┌─ Data to process

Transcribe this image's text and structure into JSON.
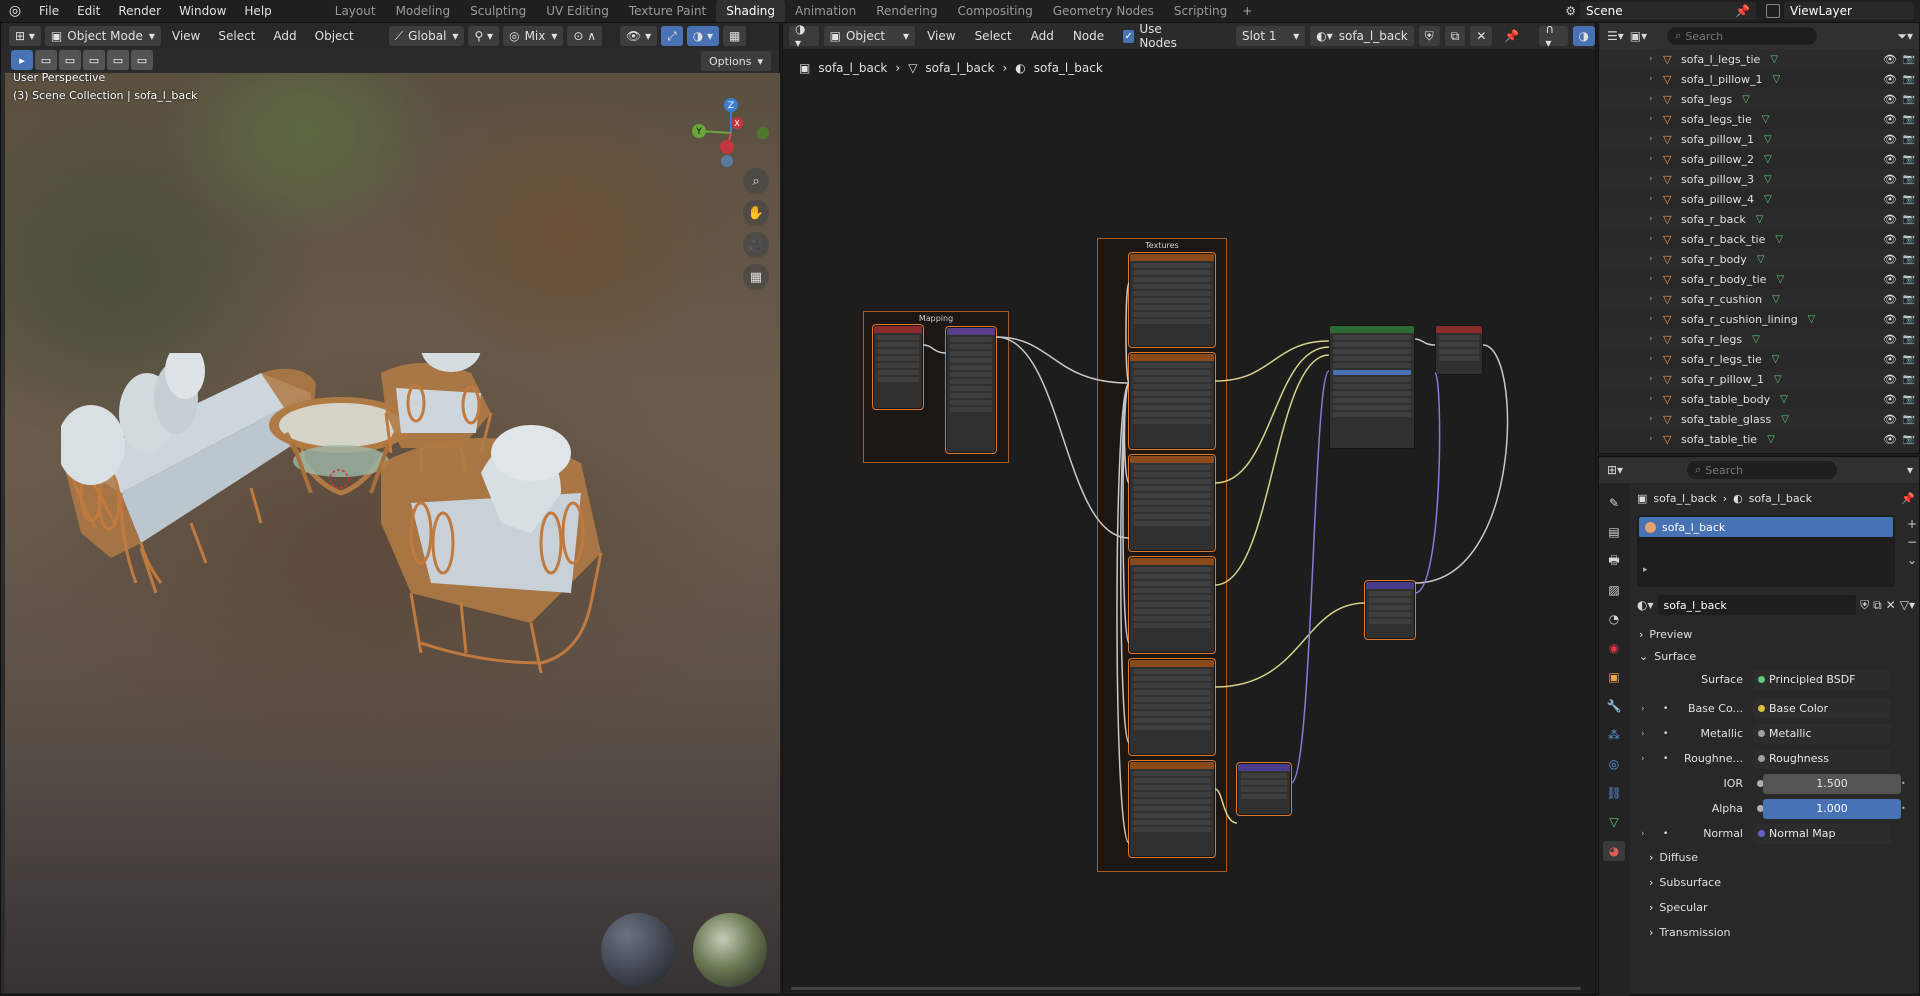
{
  "topbar": {
    "menus": [
      "File",
      "Edit",
      "Render",
      "Window",
      "Help"
    ],
    "workspaces": [
      "Layout",
      "Modeling",
      "Sculpting",
      "UV Editing",
      "Texture Paint",
      "Shading",
      "Animation",
      "Rendering",
      "Compositing",
      "Geometry Nodes",
      "Scripting"
    ],
    "active_workspace": "Shading",
    "scene": "Scene",
    "view_layer": "ViewLayer"
  },
  "viewport": {
    "mode": "Object Mode",
    "menus": [
      "View",
      "Select",
      "Add",
      "Object"
    ],
    "orientation": "Global",
    "snap": "Mix",
    "options": "Options",
    "info_line1": "User Perspective",
    "info_line2": "(3) Scene Collection | sofa_l_back",
    "axis_x": "X",
    "axis_y": "Y",
    "axis_z": "Z"
  },
  "node_editor": {
    "type": "Object",
    "menus": [
      "View",
      "Select",
      "Add",
      "Node"
    ],
    "use_nodes_label": "Use Nodes",
    "slot": "Slot 1",
    "material": "sofa_l_back",
    "breadcrumb": [
      "sofa_l_back",
      "sofa_l_back",
      "sofa_l_back"
    ],
    "frame_textures": "Textures",
    "frame_mapping": "Mapping"
  },
  "outliner": {
    "search_placeholder": "Search",
    "items": [
      "sofa_l_legs_tie",
      "sofa_l_pillow_1",
      "sofa_legs",
      "sofa_legs_tie",
      "sofa_pillow_1",
      "sofa_pillow_2",
      "sofa_pillow_3",
      "sofa_pillow_4",
      "sofa_r_back",
      "sofa_r_back_tie",
      "sofa_r_body",
      "sofa_r_body_tie",
      "sofa_r_cushion",
      "sofa_r_cushion_lining",
      "sofa_r_legs",
      "sofa_r_legs_tie",
      "sofa_r_pillow_1",
      "sofa_table_body",
      "sofa_table_glass",
      "sofa_table_tie"
    ]
  },
  "properties": {
    "search_placeholder": "Search",
    "breadcrumb_object": "sofa_l_back",
    "breadcrumb_material": "sofa_l_back",
    "slot_name": "sofa_l_back",
    "material_name": "sofa_l_back",
    "panel_preview": "Preview",
    "panel_surface": "Surface",
    "surface_label": "Surface",
    "surface_value": "Principled BSDF",
    "rows": [
      {
        "label": "Base Co...",
        "value": "Base Color"
      },
      {
        "label": "Metallic",
        "value": "Metallic"
      },
      {
        "label": "Roughne...",
        "value": "Roughness"
      }
    ],
    "ior_label": "IOR",
    "ior_value": "1.500",
    "alpha_label": "Alpha",
    "alpha_value": "1.000",
    "normal_label": "Normal",
    "normal_value": "Normal Map",
    "sub_panels": [
      "Diffuse",
      "Subsurface",
      "Specular",
      "Transmission"
    ]
  },
  "colors": {
    "accent_blue": "#4772b3",
    "frame_orange": "#a85a23",
    "object_icon": "#e8a05a",
    "material_icon": "#62c77a"
  }
}
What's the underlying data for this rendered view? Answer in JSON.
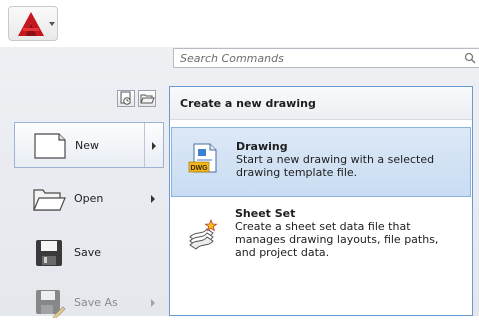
{
  "app_button": {
    "icon": "autocad-logo-icon"
  },
  "search": {
    "placeholder": "Search Commands",
    "value": ""
  },
  "view_buttons": [
    {
      "icon": "recent-documents-icon"
    },
    {
      "icon": "open-documents-icon"
    }
  ],
  "left_menu": {
    "items": [
      {
        "label": "New",
        "icon": "new-file-icon",
        "has_submenu": true,
        "selected": true,
        "disabled": false
      },
      {
        "label": "Open",
        "icon": "open-folder-icon",
        "has_submenu": true,
        "selected": false,
        "disabled": false
      },
      {
        "label": "Save",
        "icon": "save-icon",
        "has_submenu": false,
        "selected": false,
        "disabled": false
      },
      {
        "label": "Save As",
        "icon": "save-as-icon",
        "has_submenu": true,
        "selected": false,
        "disabled": true
      }
    ]
  },
  "flyout": {
    "title": "Create a new drawing",
    "options": [
      {
        "title": "Drawing",
        "description": "Start a new drawing with a selected drawing template file.",
        "icon": "dwg-drawing-icon",
        "icon_text": "DWG",
        "active": true
      },
      {
        "title": "Sheet Set",
        "description": "Create a sheet set data file that manages drawing layouts, file paths, and project data.",
        "icon": "sheet-set-icon",
        "active": false
      }
    ]
  },
  "colors": {
    "accent_blue": "#c8dcf2",
    "brand_red": "#c4161c"
  }
}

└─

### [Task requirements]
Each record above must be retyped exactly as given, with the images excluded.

### [Answer to the exercise]
Transcribe this image's text and structure into JSON.
{
  "topbar": {
    "menus": [
      "File",
      "Edit",
      "Render",
      "Window",
      "Help"
    ],
    "workspaces": [
      "Layout",
      "Modeling",
      "Sculpting",
      "UV Editing",
      "Texture Paint",
      "Shading",
      "Animation",
      "Rendering",
      "Compositing",
      "Geometry Nodes",
      "Scripting"
    ],
    "active_workspace": "Shading",
    "scene": "Scene",
    "view_layer": "ViewLayer"
  },
  "viewport": {
    "mode": "Object Mode",
    "menus": [
      "View",
      "Select",
      "Add",
      "Object"
    ],
    "orientation": "Global",
    "snap": "Mix",
    "options": "Options",
    "info_line1": "User Perspective",
    "info_line2": "(3) Scene Collection | sofa_l_back",
    "axis_x": "X",
    "axis_y": "Y",
    "axis_z": "Z"
  },
  "node_editor": {
    "type": "Object",
    "menus": [
      "View",
      "Select",
      "Add",
      "Node"
    ],
    "use_nodes_label": "Use Nodes",
    "slot": "Slot 1",
    "material": "sofa_l_back",
    "breadcrumb": [
      "sofa_l_back",
      "sofa_l_back",
      "sofa_l_back"
    ],
    "frame_textures": "Textures",
    "frame_mapping": "Mapping"
  },
  "outliner": {
    "search_placeholder": "Search",
    "items": [
      "sofa_l_legs_tie",
      "sofa_l_pillow_1",
      "sofa_legs",
      "sofa_legs_tie",
      "sofa_pillow_1",
      "sofa_pillow_2",
      "sofa_pillow_3",
      "sofa_pillow_4",
      "sofa_r_back",
      "sofa_r_back_tie",
      "sofa_r_body",
      "sofa_r_body_tie",
      "sofa_r_cushion",
      "sofa_r_cushion_lining",
      "sofa_r_legs",
      "sofa_r_legs_tie",
      "sofa_r_pillow_1",
      "sofa_table_body",
      "sofa_table_glass",
      "sofa_table_tie"
    ]
  },
  "properties": {
    "search_placeholder": "Search",
    "breadcrumb_object": "sofa_l_back",
    "breadcrumb_material": "sofa_l_back",
    "slot_name": "sofa_l_back",
    "material_name": "sofa_l_back",
    "panel_preview": "Preview",
    "panel_surface": "Surface",
    "surface_label": "Surface",
    "surface_value": "Principled BSDF",
    "rows": [
      {
        "label": "Base Co...",
        "value": "Base Color"
      },
      {
        "label": "Metallic",
        "value": "Metallic"
      },
      {
        "label": "Roughne...",
        "value": "Roughness"
      }
    ],
    "ior_label": "IOR",
    "ior_value": "1.500",
    "alpha_label": "Alpha",
    "alpha_value": "1.000",
    "normal_label": "Normal",
    "normal_value": "Normal Map",
    "sub_panels": [
      "Diffuse",
      "Subsurface",
      "Specular",
      "Transmission"
    ]
  },
  "colors": {
    "accent_blue": "#4772b3",
    "frame_orange": "#a85a23",
    "object_icon": "#e8a05a",
    "material_icon": "#62c77a"
  }
}
What's the underlying data for this rendered view? Answer in JSON.
{
  "app_button": {
    "icon": "autocad-logo-icon"
  },
  "search": {
    "placeholder": "Search Commands",
    "value": ""
  },
  "view_buttons": [
    {
      "icon": "recent-documents-icon"
    },
    {
      "icon": "open-documents-icon"
    }
  ],
  "left_menu": {
    "items": [
      {
        "label": "New",
        "icon": "new-file-icon",
        "has_submenu": true,
        "selected": true,
        "disabled": false
      },
      {
        "label": "Open",
        "icon": "open-folder-icon",
        "has_submenu": true,
        "selected": false,
        "disabled": false
      },
      {
        "label": "Save",
        "icon": "save-icon",
        "has_submenu": false,
        "selected": false,
        "disabled": false
      },
      {
        "label": "Save As",
        "icon": "save-as-icon",
        "has_submenu": true,
        "selected": false,
        "disabled": true
      }
    ]
  },
  "flyout": {
    "title": "Create a new drawing",
    "options": [
      {
        "title": "Drawing",
        "description": "Start a new drawing with a selected drawing template file.",
        "icon": "dwg-drawing-icon",
        "icon_text": "DWG",
        "active": true
      },
      {
        "title": "Sheet Set",
        "description": "Create a sheet set data file that manages drawing layouts, file paths, and project data.",
        "icon": "sheet-set-icon",
        "active": false
      }
    ]
  },
  "colors": {
    "accent_blue": "#c8dcf2",
    "brand_red": "#c4161c"
  }
}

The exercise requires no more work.